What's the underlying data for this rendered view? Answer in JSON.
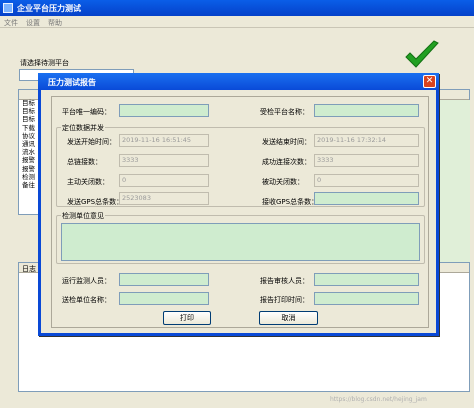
{
  "main_window": {
    "title": "企业平台压力测试",
    "menu": [
      "文件",
      "设置",
      "帮助"
    ],
    "select_label": "请选择待测平台",
    "list_items": [
      "目标",
      "目标",
      "目标",
      "下载",
      "协议",
      "通讯",
      "流水",
      "报警",
      "报警",
      "检测",
      "备往"
    ],
    "lower_header": "日志",
    "watermark": "https://blog.csdn.net/hejing_jam"
  },
  "dialog": {
    "title": "压力测试报告",
    "close": "✕",
    "platform_code_label": "平台唯一编码：",
    "platform_name_label": "受检平台名称：",
    "group_positioning": "定位数据并发",
    "send_start_label": "发送开始时间：",
    "send_start_value": "2019-11-16 16:51:45",
    "send_end_label": "发送结束时间：",
    "send_end_value": "2019-11-16 17:32:14",
    "total_links_label": "总链接数：",
    "total_links_value": "3333",
    "success_links_label": "成功连接次数：",
    "success_links_value": "3333",
    "active_close_label": "主动关闭数：",
    "active_close_value": "0",
    "passive_close_label": "被动关闭数：",
    "passive_close_value": "0",
    "gps_sent_label": "发送GPS总条数：",
    "gps_sent_value": "2523083",
    "gps_recv_label": "接收GPS总条数：",
    "group_opinion": "检测单位意见",
    "operator_label": "运行监测人员：",
    "reviewer_label": "报告审核人员：",
    "submitter_label": "送检单位名称：",
    "print_person_label": "报告打印时间：",
    "print_button": "打印",
    "cancel_button": "取消"
  }
}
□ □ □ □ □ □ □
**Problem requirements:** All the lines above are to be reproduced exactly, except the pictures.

**Task solution:**
What's the underlying data for this rendered view? Answer in JSON.
{
  "main_window": {
    "title": "企业平台压力测试",
    "menu": [
      "文件",
      "设置",
      "帮助"
    ],
    "select_label": "请选择待测平台",
    "list_items": [
      "目标",
      "目标",
      "目标",
      "下载",
      "协议",
      "通讯",
      "流水",
      "报警",
      "报警",
      "检测",
      "备往"
    ],
    "lower_header": "日志",
    "watermark": "https://blog.csdn.net/hejing_jam"
  },
  "dialog": {
    "title": "压力测试报告",
    "close": "✕",
    "platform_code_label": "平台唯一编码：",
    "platform_name_label": "受检平台名称：",
    "group_positioning": "定位数据并发",
    "send_start_label": "发送开始时间：",
    "send_start_value": "2019-11-16 16:51:45",
    "send_end_label": "发送结束时间：",
    "send_end_value": "2019-11-16 17:32:14",
    "total_links_label": "总链接数：",
    "total_links_value": "3333",
    "success_links_label": "成功连接次数：",
    "success_links_value": "3333",
    "active_close_label": "主动关闭数：",
    "active_close_value": "0",
    "passive_close_label": "被动关闭数：",
    "passive_close_value": "0",
    "gps_sent_label": "发送GPS总条数：",
    "gps_sent_value": "2523083",
    "gps_recv_label": "接收GPS总条数：",
    "group_opinion": "检测单位意见",
    "operator_label": "运行监测人员：",
    "reviewer_label": "报告审核人员：",
    "submitter_label": "送检单位名称：",
    "print_person_label": "报告打印时间：",
    "print_button": "打印",
    "cancel_button": "取消"
  }
}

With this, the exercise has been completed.